[EXERCISE PROMPT]
Every line of the listing that holds the word "value" should be returned.

[RECORDS FOR PROCESSING]

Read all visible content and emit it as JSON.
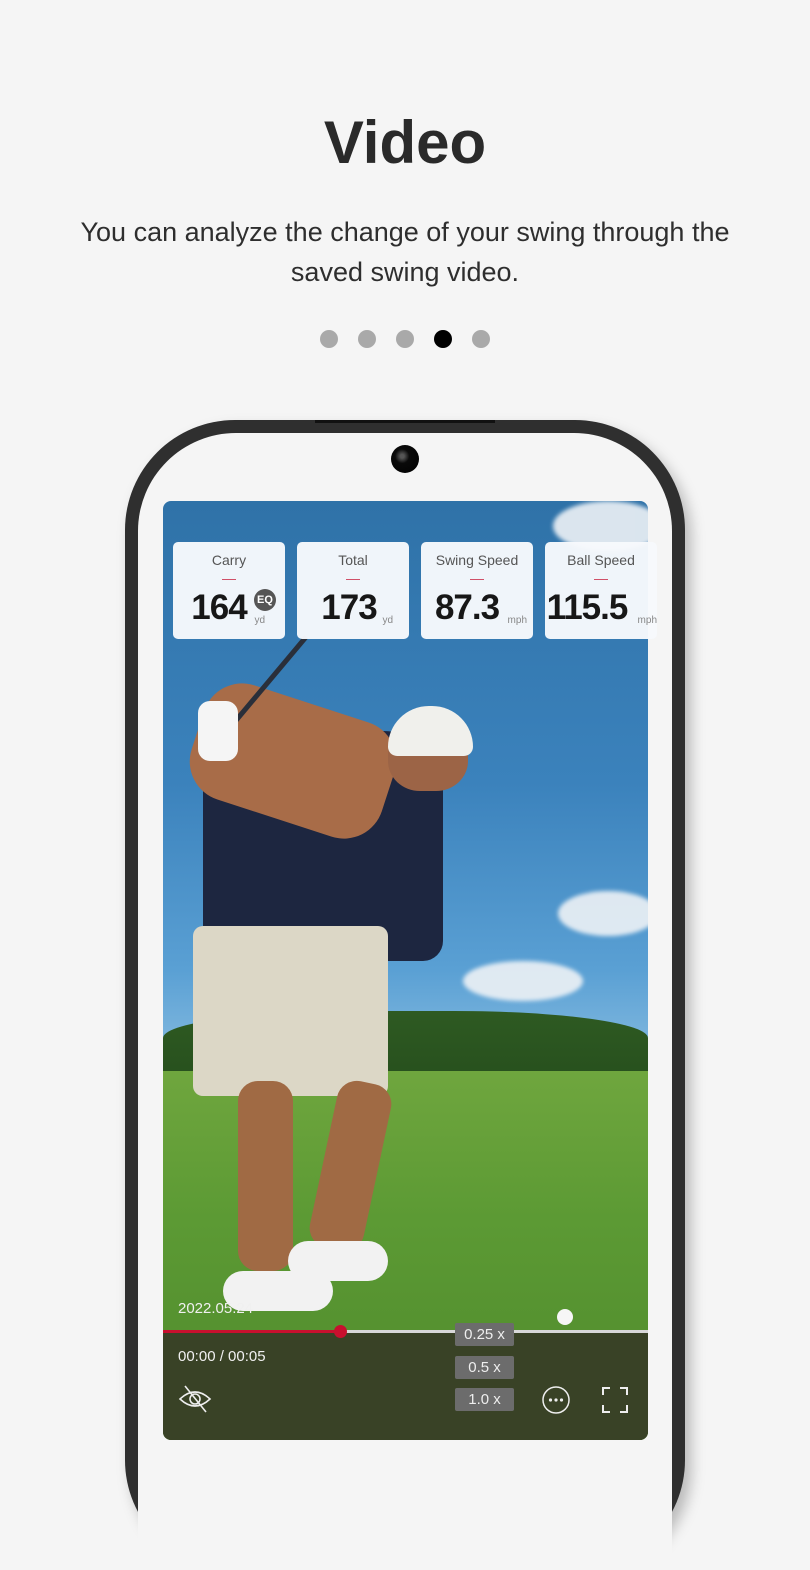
{
  "header": {
    "title": "Video",
    "subtitle": "You can analyze the change of your swing through the saved swing video."
  },
  "pagination": {
    "total": 5,
    "active_index": 3
  },
  "stats": [
    {
      "label": "Carry",
      "value": "164",
      "unit": "yd",
      "badge": "EQ"
    },
    {
      "label": "Total",
      "value": "173",
      "unit": "yd"
    },
    {
      "label": "Swing Speed",
      "value": "87.3",
      "unit": "mph"
    },
    {
      "label": "Ball Speed",
      "value": "115.5",
      "unit": "mph"
    }
  ],
  "player": {
    "date": "2022.05.24",
    "time": "00:00 / 00:05",
    "progress_fraction": 0.365,
    "speed_options": [
      "0.25 x",
      "0.5 x",
      "1.0 x"
    ],
    "icons": {
      "visibility": "eye-off-icon",
      "more": "more-horizontal-icon",
      "fullscreen": "fullscreen-icon"
    },
    "accent_color": "#c8102e"
  }
}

[ANSWER SECTION]
      "value": "164",
      "value": "173",
      "value": "87.3",
      "value": "115.5",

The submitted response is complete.